International Space Station. Seven crews have lived on the
Space Station, as it has dramatically grown in size and
capabilities.

Since the first crew arrived Nov. 2, 2000, the Station has
grown into an unparalleled space laboratory whose size will
eventually more than double. The living and working area has
increased 6,000 cubic feet during the past 1,000 days. The
Station’s 15,000 cubic feet volume is larger than a three-
bedroom house.

The seven Expedition crews, 10 Americans and 10 Russians,
have conducted 12 spacewalks from the Station, welcomed 11
visiting Shuttles, 10 Russian Progress cargo vehicles and
four Soyuz taxi crews. Additions to the Station include solar
arrays of unprecedented size; the first space railway,
stretching more than 130 feet; and a science facility, more
sophisticated than any ever previously flown in space, the
U.S. Destiny Lab. Canada provided a new generation of space
robotics with the unmatched capabilities of the Canadarm2.
Dual Russian and U.S. airlocks are functional and support
spacewalks.

The Expedition 7 crew aboard the Station, Commander Yuri
Malenchenko and NASA International Space Station Science
Officer Ed Lu, will commemorate the 1,000th day of continuous
human presence Tuesday at 10:35 a.m. EDT on NASA TV. NASA TV
is broadcast on AMC-9, transponder 9C, C-Band, located at 85
degrees west longitude. The frequency is 3880.0 MHz.
Polarization is vertical and audio is monaural at 6.80 MHz.

Inside the orbiting complex, crews have created a home, as
well as a laboratory with quarters, galley, and weightless
“weight room” along side seven research facilities.

Aboard the Station, research has been conducted in
bioastronautics, physical sciences, fundamental space
biology, space product development and space flight
disciplines. Experiments conducted by Station crews may
provide insight that could lead to improved crops, better
braking systems, advanced spacecraft materials and petroleum
industry advancements. Space Station research also provides
crucial insight into the effects of weightlessness on humans,
paving the way for future human space exploration, as well as
fundamental research in cell growth and fluid physics.

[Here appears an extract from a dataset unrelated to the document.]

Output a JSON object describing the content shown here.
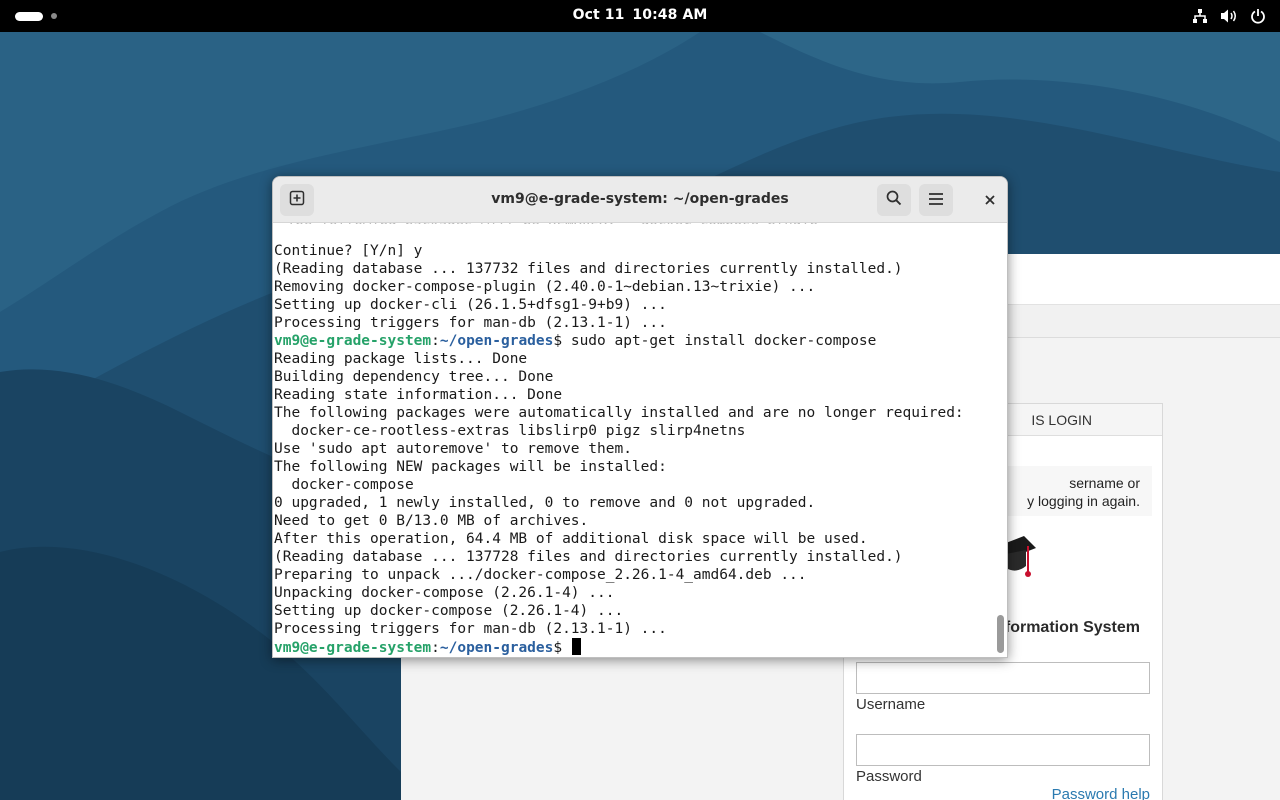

Astronaut Peggy Whitson, the first NASA International Space
Station Science Officer named last year during Expedition 5,
helped intensify the focus on research. Today, Lu continues
research inside the Destiny Lab. He recently installed a new
experiment in the Microgravity Science Glovebox that studies
a reduction in the strength of metals, such as those used in
turbine blades and dental fillings.

The Expedition 7 crew also maintains the Earth Knowledge
Acquired by Middle Schools (EarthKAM) project that involves
middle school students from around the world. Through the
optical quality window in the Destiny Lab, students have
taken more than 6,000 photos of Earth via EarthKam to support
classes in Earth science, geography, social studies,
mathematics and art.

During the next 1,000 days, Station science operations will
increase. The assembly of essential U.S. Station components
is expected to continue followed by the installation of
international laboratories that will triple the size of
research facilities. The European Columbus Laboratory will
expand the Station’s size to that of a five-bedroom house. A
European Automated Transfer Vehicle will serve as an
additional spacecraft for transporting supplies to the
Station. The “Kibo” Japanese Experiment Module will be added
to further increase the Station’s science capabilities.

For information about NASA, human space flight, astronauts,
and the International Space Station on the Internet, visit:

http://www.nasa.gov

SpaceRef staff editor.